Western goes Wild ‘N Out

On Wednesday, April 6, MTV2's Wild 'N Out came to Missouri Western and it got crazy. Nick Cannon and his crew performed different comedy acts and entertained the crowd with stories, jokes and lots of trash talk. With only 700 tickets available, students were lined up outside of Looney well before the doors opened at 6:30 p.m. It was a joint effort of WAC, the CSI and the CME, and tons of prep work went into putting this event on at Western. They had to find a large enough space on campus to accommodate the group and the expected number of attendees. Once they secured Looney, it went on to reserving the appropriate equipment and rooms. With the help of campus police and St. Joe PD, the event went off without a hitch.
 President of WAC Ashley Filipelli and Assistant Dean of Student Development Isaiah Collier played a big role in landing the group for the event.
"We [WAC] first talked about the idea of bringing the show onto campus in the middle of fall semester," Filipelli said. "[Isaiah] Collier brought it to one of my e-board meetings and we all wanted to try and make it happen. We all knew and loved the show and thought that the students and community would feel the same."
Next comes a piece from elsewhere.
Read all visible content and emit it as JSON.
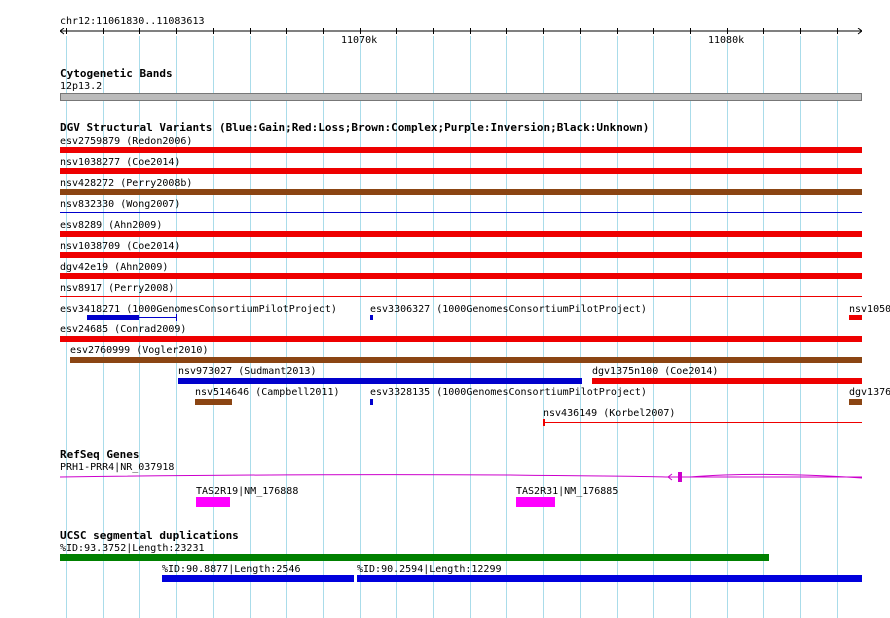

When it came time for the event to happen, the anticipation on campus was electric. Cannon and his crew, Chico Bean, Karlous Miller, Conceited, Hitman Holla, Matt Rife and Rip Michaels, made their grand entrance that morning at Potter Hall. Their bus parked outside of Looney was a common place for photo ops from fans and students. The line outside of Looney quickly started growing hours before the doors even opened.
The arena was packed quickly and the show started. With everything from quick jokes to funny stories and even a rap battle featuring some of Western's own students, the crowd was very entertained.
"[Nick] Cannon and the crew, as well as the production people, were great to work with," Filipelli said. "They were all just normal people trying to put on a show just like we were. We all were flexible and willing to listen and work with each other...They were willing to take a bunch of pictures and signed many posters for us. They loved being here and seeing fans just as much as we loved them being here."
Sophomore Amy Insco won VIP passes to the event. Insco enjoyed the special access.
"It was really great to enjoy the show from up close," Insco said. "Getting to do the meet and greet was really cool. We got to meet the crew first, and we had a chance to sit and talk with them. I ended up telling Chico about my Stats II test the next day and he told me good luck...I thought everyone was really nice about hanging out with all of the fans and taking so many pictures. I'm so happy and thankful I got the opportunity."
There were roughly 700 people in attendance, according to Filipelli. Everyone from students to community members, and even some faculty showed up for the event.
"I loved the experience and I would say was one of my greatest experiences as WAC President so far," Filipelli said.
If you missed the event, don't worry. You can catch Wild 'N Out on MTV2.